Dustin Ebeltoft's team was brainstorming ideas for costumes and funny hats when he pitched the obvious: toilet hats. ¶ That's what the team would wear when they pitched a Rube Goldberg-esque toilet scrubber invention to the judges in a state tournament of Odyssey of the Mind. ¶ The 11-year-old quickly sketched out his ideas as he waited to be admitted at All Children's Hospital in St. Petersburg and get hooked up to tubes for another round of chemotherapy.
He held up his sketches to his laptop camera so his teammates who were meeting 30 miles away at Trinity Elementary School in Pasco County could see them via Skype.
"We miss you!" Kendra Hoffman and Emma Book occasionally intoned, prompting Dustin to smile and share silly cartoons of a Pac-Man eating a chicken.
Dustin's mom, Kim George, calls Odyssey of the Mind a blessing. The problem-solving program invites thousands of students from all over the world to offer creative solutions to a problem and then compete with their answer in regional and state tournaments.
"It's one of the best things for him," George said. "That's kind of what keeps him going."
In January, doctors discovered that Dustin had Ewing's sarcoma, a relatively rare cancerous tumor limited mainly to children. The primary treatment is chemotherapy and radiation.
Dustin's aggressive eight-month schedule takes him out of school frequently and has curtailed many of his activities, such as his favorite sport of soccer.
But the gifted student who loves to read fantasy books and thinks about becoming an architect refuses to give up on Odyssey.
"I really like the spontaneous," Dustin said, referring to the part of the competition when students must creatively answer questions they've never heard before.
Dustin can't do without the team. And the team can't do without him, their acknowledged idea man. So when he can't attend, they Skype him in.
"He can't build anything," teammate Shiva Murali said. "But other than that, it's just like he's here."
Teacher-coach Susan Schultz praised Dustin for sticking with school and Odyssey. His treatments were scheduled so he could attend the regional competition and the state event, too.
"A lot of kids, they would have just stopped coming to school," Schultz said. "He comes to school as much as he possibly can. Plus he does this.

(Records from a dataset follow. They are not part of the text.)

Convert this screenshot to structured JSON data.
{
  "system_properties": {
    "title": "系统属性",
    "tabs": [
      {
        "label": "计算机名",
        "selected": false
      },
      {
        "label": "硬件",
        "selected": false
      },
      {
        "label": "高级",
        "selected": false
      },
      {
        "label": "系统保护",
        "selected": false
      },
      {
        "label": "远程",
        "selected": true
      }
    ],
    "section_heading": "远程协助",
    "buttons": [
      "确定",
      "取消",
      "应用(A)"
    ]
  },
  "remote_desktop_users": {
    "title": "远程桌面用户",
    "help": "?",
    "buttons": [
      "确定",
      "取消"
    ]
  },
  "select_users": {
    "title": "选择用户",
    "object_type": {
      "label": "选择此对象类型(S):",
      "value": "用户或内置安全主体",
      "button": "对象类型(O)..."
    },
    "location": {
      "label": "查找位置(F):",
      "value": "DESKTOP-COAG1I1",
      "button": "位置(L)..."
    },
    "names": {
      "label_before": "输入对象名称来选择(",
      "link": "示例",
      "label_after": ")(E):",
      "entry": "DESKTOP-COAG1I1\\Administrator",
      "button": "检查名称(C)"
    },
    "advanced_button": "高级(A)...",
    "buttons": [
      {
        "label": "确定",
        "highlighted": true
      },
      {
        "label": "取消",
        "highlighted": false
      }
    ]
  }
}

He wants to be involved despite how sick he is. To me, that's just inspiring."
Dustin's team, which also includes Julia Walkup, Morgan Bombei and Sierra Schultz, nominated him for a regional award, given to the event's most inspirational participant.
Dustin won, but initially he was more focused with his team's third-place medal at regionals and the chance to compete at state. Then he realized he had been singled out.
"I really wasn't expecting it," Dustin said. "But when I did get it, it was really good, because I did it. I am kind of proud of myself that I made it this far."
Jeffrey S. Solochek can be reached at email@example.com or (813) 909-4614.